The story of this plant:
We moved into our Hollywood apt. back in ‘99. It wasn’t until ‘02 that I realized this plant was behind our building. About a two years later, I learned that it didn’t belong to my next door neighbor. So I adopted it. I had no idea how to care for it, but I know that he laundry bucket it was in, wasn’t cutting it, so I repotted it. I had no experience with succulents at that time.

It wasn’t until last year that I learned what the plant was called AND that it bloomed. Seeing as how I had never seen a flower near it, I thought it would never bloom. Imagine my surprise when I saw the buds appear a few weeks ago. Now, I’m completely thrilled to see them opening. What a beautiful plant!

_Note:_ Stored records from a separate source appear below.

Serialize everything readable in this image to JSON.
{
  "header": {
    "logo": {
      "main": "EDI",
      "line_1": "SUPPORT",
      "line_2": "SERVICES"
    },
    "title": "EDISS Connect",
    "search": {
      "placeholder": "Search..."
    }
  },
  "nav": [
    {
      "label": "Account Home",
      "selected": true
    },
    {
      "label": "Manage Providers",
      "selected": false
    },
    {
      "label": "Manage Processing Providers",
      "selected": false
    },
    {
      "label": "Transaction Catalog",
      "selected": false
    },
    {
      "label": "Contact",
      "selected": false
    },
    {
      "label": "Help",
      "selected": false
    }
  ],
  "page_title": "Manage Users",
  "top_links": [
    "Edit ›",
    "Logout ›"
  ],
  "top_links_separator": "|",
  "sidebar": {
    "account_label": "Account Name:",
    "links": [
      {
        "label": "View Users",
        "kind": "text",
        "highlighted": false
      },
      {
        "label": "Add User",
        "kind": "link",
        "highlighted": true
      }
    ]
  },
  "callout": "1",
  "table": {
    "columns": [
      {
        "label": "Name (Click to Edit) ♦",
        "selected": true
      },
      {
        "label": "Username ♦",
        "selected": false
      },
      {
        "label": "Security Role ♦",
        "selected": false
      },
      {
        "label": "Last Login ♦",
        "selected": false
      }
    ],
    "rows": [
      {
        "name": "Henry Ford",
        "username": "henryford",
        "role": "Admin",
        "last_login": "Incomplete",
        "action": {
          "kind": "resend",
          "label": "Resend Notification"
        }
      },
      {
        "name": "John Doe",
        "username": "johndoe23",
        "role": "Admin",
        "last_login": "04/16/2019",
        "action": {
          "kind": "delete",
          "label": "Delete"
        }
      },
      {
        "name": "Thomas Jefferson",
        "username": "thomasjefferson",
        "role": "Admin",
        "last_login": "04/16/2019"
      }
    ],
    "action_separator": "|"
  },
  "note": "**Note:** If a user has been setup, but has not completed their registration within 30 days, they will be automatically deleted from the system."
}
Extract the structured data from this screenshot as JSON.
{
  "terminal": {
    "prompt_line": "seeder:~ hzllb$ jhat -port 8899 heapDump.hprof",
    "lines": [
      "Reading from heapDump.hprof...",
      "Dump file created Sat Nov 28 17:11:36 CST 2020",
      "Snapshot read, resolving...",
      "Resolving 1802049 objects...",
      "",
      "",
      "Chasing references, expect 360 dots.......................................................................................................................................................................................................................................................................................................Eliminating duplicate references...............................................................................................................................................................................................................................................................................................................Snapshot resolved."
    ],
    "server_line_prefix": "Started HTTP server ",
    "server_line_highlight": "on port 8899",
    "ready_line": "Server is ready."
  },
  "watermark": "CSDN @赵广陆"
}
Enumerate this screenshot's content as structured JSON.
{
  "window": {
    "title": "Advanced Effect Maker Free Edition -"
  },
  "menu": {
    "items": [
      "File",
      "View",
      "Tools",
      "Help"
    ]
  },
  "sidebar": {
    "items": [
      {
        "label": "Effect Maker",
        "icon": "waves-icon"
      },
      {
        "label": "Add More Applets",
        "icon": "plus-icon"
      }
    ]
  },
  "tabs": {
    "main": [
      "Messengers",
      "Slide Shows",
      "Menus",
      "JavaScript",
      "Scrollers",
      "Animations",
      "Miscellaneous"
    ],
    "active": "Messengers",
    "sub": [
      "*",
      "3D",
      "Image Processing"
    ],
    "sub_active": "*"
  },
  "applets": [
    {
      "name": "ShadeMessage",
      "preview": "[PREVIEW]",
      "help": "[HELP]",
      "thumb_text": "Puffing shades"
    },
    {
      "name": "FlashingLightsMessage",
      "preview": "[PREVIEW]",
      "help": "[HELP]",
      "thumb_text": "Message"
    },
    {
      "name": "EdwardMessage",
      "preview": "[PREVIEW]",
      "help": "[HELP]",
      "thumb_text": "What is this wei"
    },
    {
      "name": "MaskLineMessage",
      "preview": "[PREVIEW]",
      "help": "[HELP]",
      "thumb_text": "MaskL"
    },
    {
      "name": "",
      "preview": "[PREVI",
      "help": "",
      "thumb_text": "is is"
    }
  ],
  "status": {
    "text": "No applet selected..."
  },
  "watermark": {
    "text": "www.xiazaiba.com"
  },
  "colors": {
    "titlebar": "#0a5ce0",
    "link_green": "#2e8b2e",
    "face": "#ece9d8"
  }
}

Update on my backyard

Well, it’s been almost a year and I’m pretty impressed by what’s grown back there. Here’s some pics taken yesterday. Here’s my old post on my garden:

My backyard
Looking to the southwest of my backyard

My backyard
Looking east

My backyard
Looking northeast-ish.

As always you can check my flickr page to see how it all started out back in Feb.

My garden

I saw that I had posted a pic of my garden on May 11. I was terribly impressed with myself and had to brag (why else would anyone have a blog, right?). Anyway, I just realized that many of you may not be aware that my garden has grown. Here are some pics taken a couple of days ago from the same angles:

vegetable garden


beach in the backyard

Not bad for 3 months of growth, eh? Of course, today I pulled out the tomato plants. Half the tomatoes had spider nest in them. Yuck! I’m also going to install a micro-pergola for my stinking cantaloupe plant that’s grown about 10 feet in two directions and 6 in a another.